Your glutes are the biggest muscle in your lower body, and in your body in general (if you don’t include the heart). There are three different glute muscles, all of which cycling work.
There’s your gluteus minimus, the gluteus medius, and the gluteus maximus.
Strong glute muscles help you keep a natural and ergonomic hip tilt, can help with pelvic strength, and encourage a better posture while sitting. That’s not to mention the aesthetic benefits of working out your butt, either!
When you’re doing a cycling workout, you should feel a good amount of muscle work in your glutes. If you’re not, talk to your instructor about adjusting your bike to make sure it’s the right fit.
Having a strong core is central to everything you do. That includes exercising, but other day-to-day things, like getting out of bed in the morning.
If you’re looking to feel stronger in your daily tasks, your core is the first muscle you should work.
Cycling works your core if you’re doing it right. You should always think about pulling your belly button to your spine while you’re on the bike, and keep a straight back (by engaging your abs) when you’re reaching for the handlebars.
If you’re not keeping a tight core during cycling class, you’ll likely experience post-class back pain.
While cycling is mostly a lower-body exercise, some instructors will integrate upper-body work into their classes. It’s not uncommon to do push-ups on your stationary bike while giving your legs a break.
Your shoulders get a mild workout any time you’re holding on to your bars, so remember to keep a slight bend in your elbows and pull your shoulder blades back and together, whenever you’re holding onto your bike standing up.
2. It’s a Great Cardio Workout
If there’s one thing most people don’t get enough of, it’s cardio. We’re talking about the kind of exercise that raises your heart rate, like cycling or running does.
Whenever you raise your heart rate, you’re asking your heart to work harder as a muscle. Raising your heart rate regularly makes your heart muscle stronger and keeps it healthier for years to come.
And the higher your heart rate (though there are limits), the more calories you’ll burn. If your goal is to lose weight, you know you need to be burning more calories than you’re taking in.
While calorie burn is unique to each person and dependent on weight, it’s not uncommon for someone of average body size to burn 500 calories in an hour of cycling.
Generally, the heavier you are, the more calories you’ll burn.
3. It’s Safer Than Outdoor Cycling
While most people that do cycling classes love riding bikes outdoors, that’s not always an option. The weather doesn’t always participate, and it seems that there’s a new fatality from a car vs. bike crash every day.
Cycling classes are a good way to get your biking fix in no matter what the weather is like outside – while staying safe!
4. It’s Low Impact
If you’re someone that has issues with joint pain and you’re tired of swimming for exercise, then cycling may be the right step for you.

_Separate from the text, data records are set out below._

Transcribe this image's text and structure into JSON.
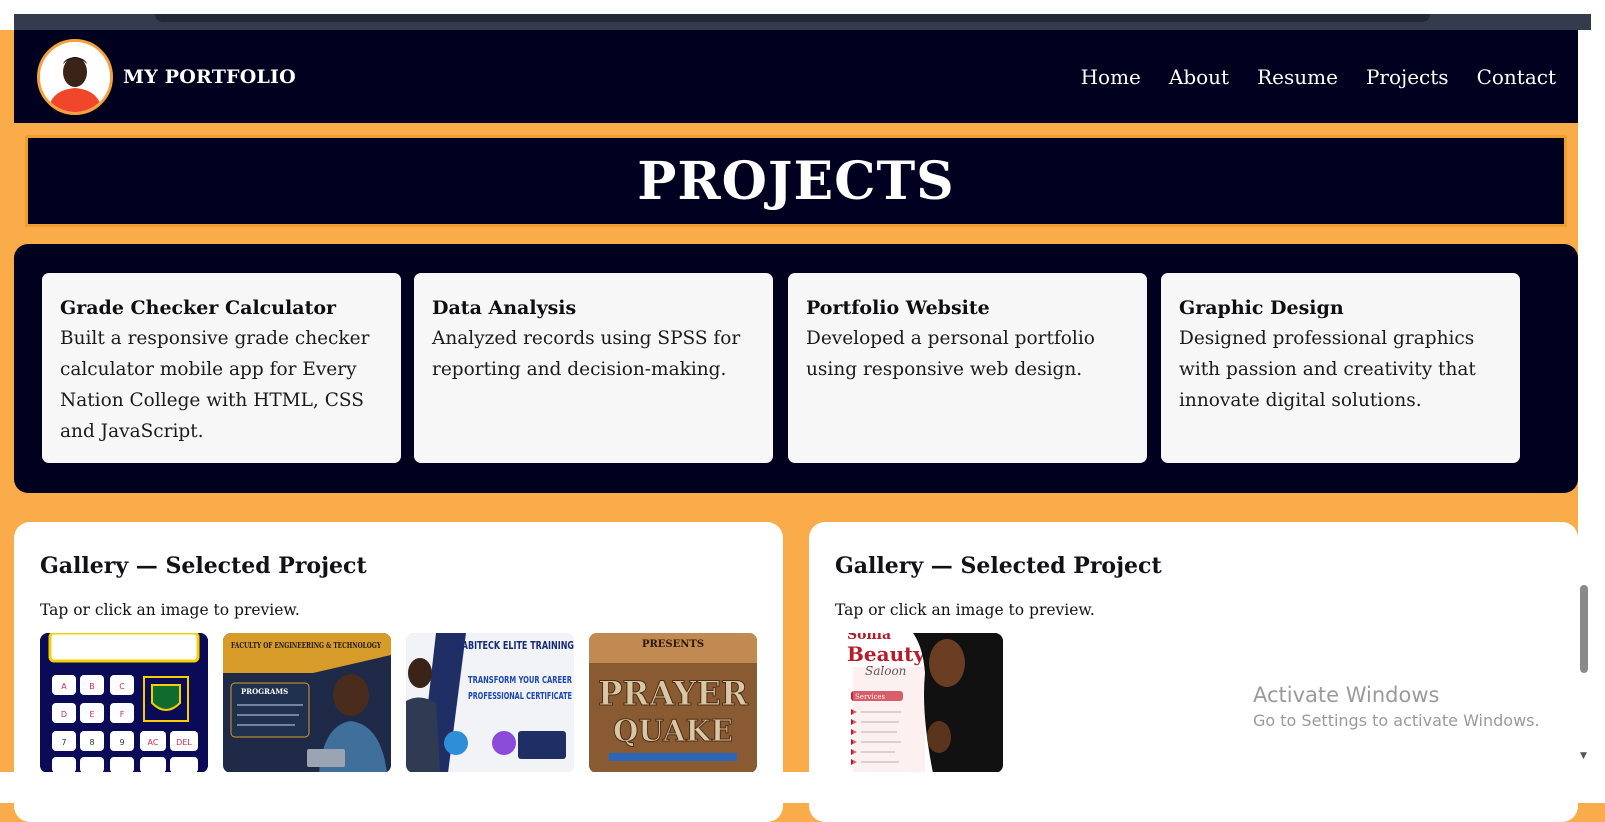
{
  "header": {
    "brand": "MY PORTFOLIO",
    "nav": [
      "Home",
      "About",
      "Resume",
      "Projects",
      "Contact"
    ]
  },
  "projects_banner": {
    "title": "PROJECTS"
  },
  "projects": [
    {
      "title": "Grade Checker Calculator",
      "description": "Built a responsive grade checker calculator mobile app for Every Nation College with HTML, CSS and JavaScript."
    },
    {
      "title": "Data Analysis",
      "description": "Analyzed records using SPSS for reporting and decision-making."
    },
    {
      "title": "Portfolio Website",
      "description": "Developed a personal portfolio using responsive web design."
    },
    {
      "title": "Graphic Design",
      "description": "Designed professional graphics with passion and creativity that innovate digital solutions."
    }
  ],
  "galleries": [
    {
      "title": "Gallery — Selected Project",
      "hint": "Tap or click an image to preview.",
      "thumbnail_texts": {
        "calc_keys": [
          "A",
          "B",
          "C",
          "D",
          "E",
          "F",
          "7",
          "8",
          "9",
          "AC",
          "DEL"
        ],
        "faculty_heading": "FACULTY OF ENGINEERING & TECHNOLOGY",
        "faculty_sub": "PROGRAMS",
        "training_heading": "SABITECK ELITE TRAINING",
        "training_line1": "TRANSFORM YOUR CAREER",
        "training_line2": "PROFESSIONAL CERTIFICATE",
        "event_top": "PRESENTS",
        "event_line1": "PRAYER",
        "event_line2": "QUAKE"
      }
    },
    {
      "title": "Gallery — Selected Project",
      "hint": "Tap or click an image to preview.",
      "thumbnail_texts": {
        "salon_top": "Sonia",
        "salon_line1": "Beauty",
        "salon_line2": "Saloon",
        "salon_services": "Services"
      }
    }
  ],
  "watermark": {
    "title": "Activate Windows",
    "subtitle": "Go to Settings to activate Windows."
  },
  "colors": {
    "navy": "#00001f",
    "accent_orange": "#fbac4a",
    "card_bg": "#f7f7f8"
  }
}
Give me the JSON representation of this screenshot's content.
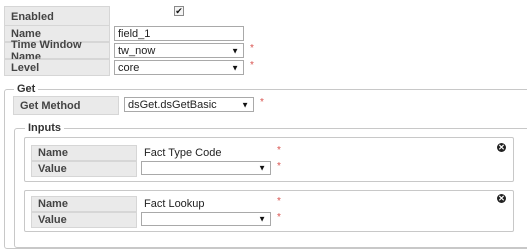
{
  "form": {
    "enabled": {
      "label": "Enabled",
      "checked": true,
      "check_glyph": "✔"
    },
    "name": {
      "label": "Name",
      "value": "field_1"
    },
    "time_window": {
      "label": "Time Window Name",
      "value": "tw_now",
      "required": "*"
    },
    "level": {
      "label": "Level",
      "value": "core",
      "required": "*"
    }
  },
  "get_section": {
    "legend": "Get",
    "method": {
      "label": "Get Method",
      "value": "dsGet.dsGetBasic",
      "required": "*"
    },
    "inputs": {
      "legend": "Inputs",
      "items": [
        {
          "name_label": "Name",
          "name_value": "Fact Type Code",
          "name_required": "*",
          "value_label": "Value",
          "value_value": "",
          "value_required": "*",
          "close_icon": "x-circle-icon"
        },
        {
          "name_label": "Name",
          "name_value": "Fact Lookup",
          "name_required": "*",
          "value_label": "Value",
          "value_value": "",
          "value_required": "*",
          "close_icon": "x-circle-icon"
        }
      ]
    }
  },
  "icons": {
    "dropdown_arrow": "▼",
    "close_glyph": "✕"
  },
  "colors": {
    "required": "#d9534f",
    "label_bg": "#eaeaea"
  }
}
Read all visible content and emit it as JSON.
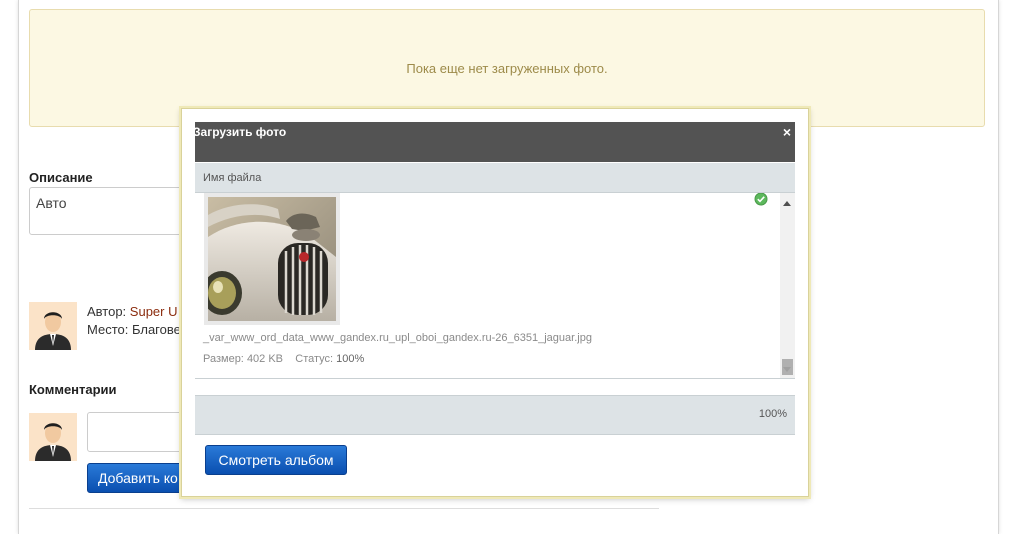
{
  "notice": {
    "text": "Пока еще нет загруженных фото."
  },
  "description": {
    "title": "Описание",
    "value": "Авто"
  },
  "author": {
    "author_label": "Автор:",
    "author_name": "Super U",
    "place_label": "Место:",
    "place_value": "Благове"
  },
  "comments": {
    "title": "Комментарии",
    "add_button": "Добавить ко"
  },
  "upload_modal": {
    "title": "Загрузить фото",
    "close_symbol": "×",
    "column_header": "Имя файла",
    "file": {
      "name": "_var_www_ord_data_www_gandex.ru_upl_oboi_gandex.ru-26_6351_jaguar.jpg",
      "size_label": "Размер:",
      "size_value": "402 KB",
      "status_label": "Статус:",
      "status_value": "100%",
      "progress": 1.0
    },
    "total_progress": "100%",
    "view_album_button": "Смотреть альбом"
  },
  "colors": {
    "notice_bg": "#fcf8e3",
    "modal_header": "#535353",
    "button_blue": "#1560c4",
    "success_green": "#5cb85c"
  },
  "icons": [
    "close-icon",
    "check-circle-icon",
    "scroll-up-icon",
    "scroll-down-icon"
  ]
}
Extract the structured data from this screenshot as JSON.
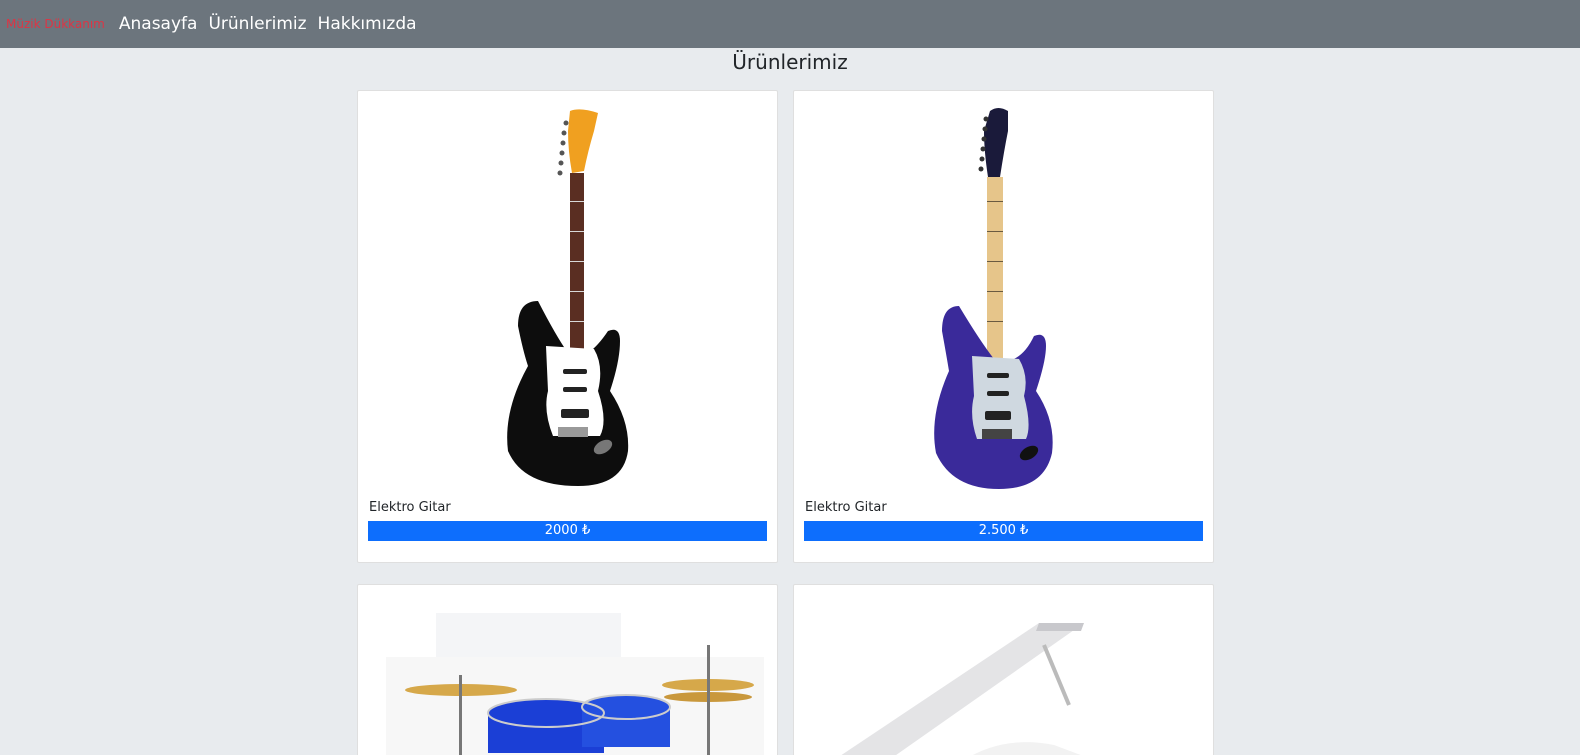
{
  "navbar": {
    "brand": "Müzik Dükkanım",
    "links": [
      "Anasayfa",
      "Ürünlerimiz",
      "Hakkımızda"
    ]
  },
  "page": {
    "title": "Ürünlerimiz"
  },
  "products": [
    {
      "name": "Elektro Gitar",
      "price": "2000 ₺",
      "image": "black-electric-guitar",
      "color": "#111111"
    },
    {
      "name": "Elektro Gitar",
      "price": "2.500 ₺",
      "image": "blue-electric-guitar",
      "color": "#3a2a9a"
    },
    {
      "name": "",
      "price": "",
      "image": "blue-drum-kit",
      "color": "#1b3fd6"
    },
    {
      "name": "",
      "price": "",
      "image": "white-grand-piano",
      "color": "#f2f2f2"
    }
  ],
  "colors": {
    "navbar": "#6c757d",
    "brand": "#dc3545",
    "background": "#e8ebee",
    "price_button": "#0d6efd"
  }
}
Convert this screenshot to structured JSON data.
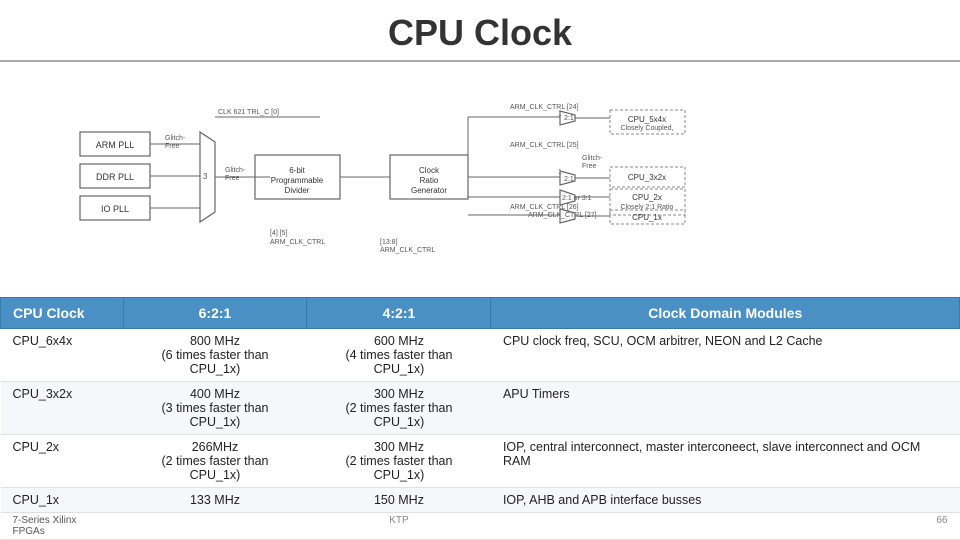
{
  "title": "CPU Clock",
  "table": {
    "headers": [
      "CPU Clock",
      "6:2:1",
      "4:2:1",
      "Clock Domain Modules"
    ],
    "rows": [
      {
        "name": "CPU_6x4x",
        "col2": "800 MHz\n(6 times faster than CPU_1x)",
        "col3": "600 MHz\n(4 times faster than CPU_1x)",
        "col4": "CPU clock freq, SCU, OCM arbitrer, NEON and L2 Cache"
      },
      {
        "name": "CPU_3x2x",
        "col2": "400 MHz\n(3 times faster than CPU_1x)",
        "col3": "300 MHz\n(2 times faster than CPU_1x)",
        "col4": "APU Timers"
      },
      {
        "name": "CPU_2x",
        "col2": "266MHz\n(2 times faster than CPU_1x)",
        "col3": "300 MHz\n(2 times faster than CPU_1x)",
        "col4": "IOP, central interconnect, master interconeect, slave interconnect and OCM RAM"
      },
      {
        "name": "CPU_1x",
        "col2": "133 MHz",
        "col3": "150 MHz",
        "col4": "IOP, AHB and APB interface busses"
      }
    ],
    "footer": {
      "left": "7-Series Xilinx FPGAs",
      "center": "KTP",
      "right": "66"
    }
  }
}
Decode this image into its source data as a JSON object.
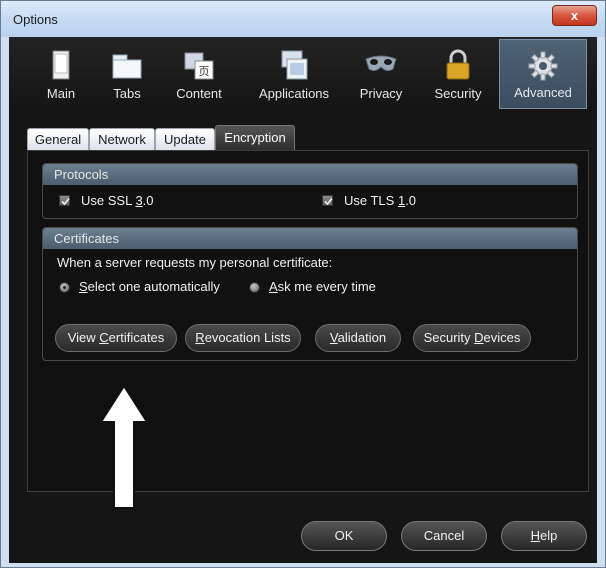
{
  "window": {
    "title": "Options",
    "close_label": "x"
  },
  "toolbar": {
    "items": [
      {
        "label": "Main",
        "icon": "main-icon"
      },
      {
        "label": "Tabs",
        "icon": "tabs-icon"
      },
      {
        "label": "Content",
        "icon": "content-icon"
      },
      {
        "label": "Applications",
        "icon": "applications-icon"
      },
      {
        "label": "Privacy",
        "icon": "privacy-mask-icon"
      },
      {
        "label": "Security",
        "icon": "padlock-icon"
      },
      {
        "label": "Advanced",
        "icon": "gear-icon",
        "selected": true
      }
    ]
  },
  "tabs": [
    {
      "label": "General"
    },
    {
      "label": "Network"
    },
    {
      "label": "Update"
    },
    {
      "label": "Encryption",
      "selected": true
    }
  ],
  "protocols": {
    "title": "Protocols",
    "ssl_pre": "Use SSL ",
    "ssl_key": "3",
    "ssl_post": ".0",
    "ssl_checked": true,
    "tls_pre": "Use TLS ",
    "tls_key": "1",
    "tls_post": ".0",
    "tls_checked": true
  },
  "certificates": {
    "title": "Certificates",
    "prompt": "When a server requests my personal certificate:",
    "opt1_key": "S",
    "opt1_rest": "elect one automatically",
    "opt1_selected": true,
    "opt2_key": "A",
    "opt2_rest": "sk me every time",
    "btn_view_pre": "View ",
    "btn_view_key": "C",
    "btn_view_post": "ertificates",
    "btn_revoke_key": "R",
    "btn_revoke_post": "evocation Lists",
    "btn_valid_key": "V",
    "btn_valid_post": "alidation",
    "btn_devices_pre": "Security ",
    "btn_devices_key": "D",
    "btn_devices_post": "evices"
  },
  "footer": {
    "ok": "OK",
    "cancel": "Cancel",
    "help_key": "H",
    "help_post": "elp"
  },
  "colors": {
    "selected_tool": "#4e6375",
    "group_header": "#5b6e80",
    "annotation_arrow": "#ffffff"
  }
}
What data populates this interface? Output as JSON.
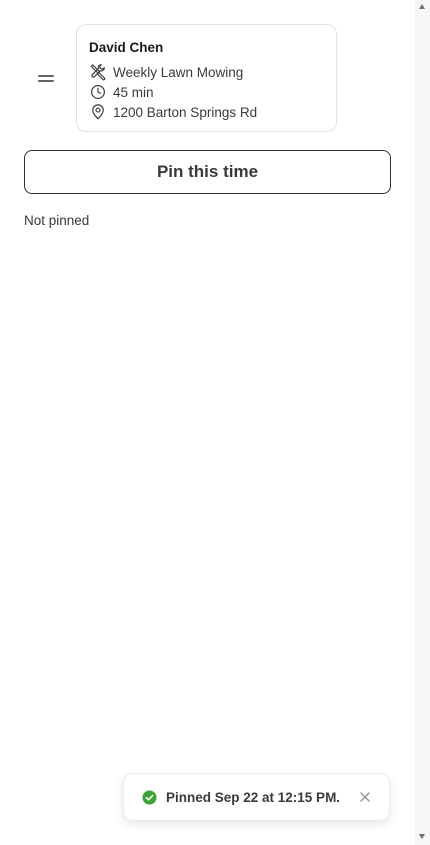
{
  "job_card": {
    "customer_name": "David Chen",
    "service": "Weekly Lawn Mowing",
    "duration": "45 min",
    "address": "1200 Barton Springs Rd",
    "icons": [
      "drag-handle-icon",
      "tools-icon",
      "clock-icon",
      "location-pin-icon"
    ]
  },
  "pin_button": {
    "label": "Pin this time"
  },
  "pin_status": "Not pinned",
  "toast": {
    "message": "Pinned Sep 22 at 12:15 PM.",
    "icon": "check-circle-icon",
    "close_icon": "close-icon"
  },
  "colors": {
    "success": "#3aa335",
    "text": "#3a3a3a",
    "card_border": "#e3e3e3",
    "button_border": "#2f2f2f"
  }
}
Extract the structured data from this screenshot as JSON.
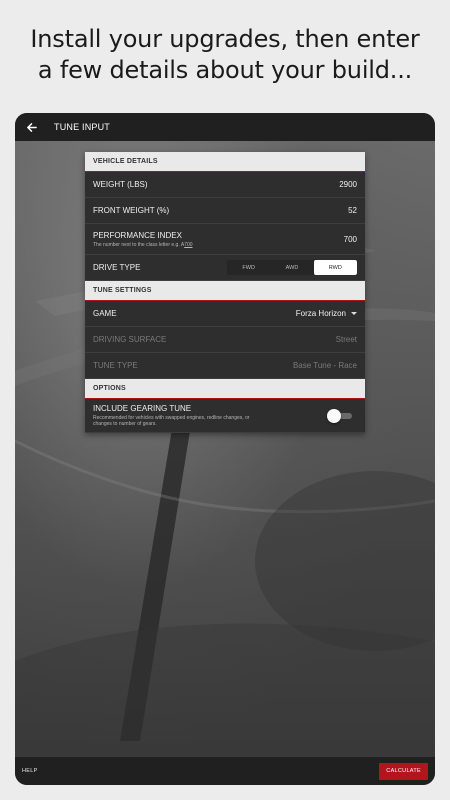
{
  "promo": {
    "line1": "Install your upgrades, then enter",
    "line2": "a few details about your build..."
  },
  "appbar": {
    "title": "TUNE INPUT",
    "back_icon": "arrow-left-icon"
  },
  "vehicle_details": {
    "header": "VEHICLE DETAILS",
    "weight_label": "WEIGHT (LBS)",
    "weight_value": "2900",
    "front_weight_label": "FRONT WEIGHT (%)",
    "front_weight_value": "52",
    "pi_label": "PERFORMANCE INDEX",
    "pi_sub_prefix": "The number next to the class letter e.g. A",
    "pi_sub_example": "700",
    "pi_value": "700",
    "drive_type_label": "DRIVE TYPE",
    "drive_options": [
      "FWD",
      "AWD",
      "RWD"
    ],
    "drive_selected": "RWD"
  },
  "tune_settings": {
    "header": "TUNE SETTINGS",
    "game_label": "GAME",
    "game_value": "Forza Horizon",
    "surface_label": "DRIVING SURFACE",
    "surface_value": "Street",
    "tune_type_label": "TUNE TYPE",
    "tune_type_value": "Base Tune - Race"
  },
  "options": {
    "header": "OPTIONS",
    "gearing_label": "INCLUDE GEARING TUNE",
    "gearing_sub": "Recommended for vehicles with swapped engines, redline changes, or changes to number of gears.",
    "gearing_enabled": false
  },
  "bottombar": {
    "help_label": "HELP",
    "calculate_label": "CALCULATE"
  },
  "colors": {
    "accent": "#b3141d",
    "bar": "#202020",
    "panel": "#2e2e2e"
  }
}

Cycling is lower impact than running or any other feet-on-the-ground cardio, but you should still check with your doctor before starting a new exercise regimen.
5. It’s a Motivating Group Environment
If you’re looking for something that’s lower impact than group exercise type classes but still want the group environment, you’ll find it in our cycling studio. Our classes are motivating environments where you can make friends with the people on the bike next to you.
You have the instructor to guide you through class and your friends at your side to keep you going when things get tough.
What else do you need?
Check Out Our Spin Class Schedule, Today!
Whether you’re choosing to try a spin class because it works a large number of muscles, because it’s lower-impact, for the calorie-burning benefits, or to find your exercise tribe – we hope you’ll join us during one of our in-gym rides.
If you’re new, please don’t feel shy about telling the instructor. They’ll make sure you’re all set up for a successful spin class and can help you adjust your bike.
What are you waiting for? Throw those shoes on and meet us for a group ride, today!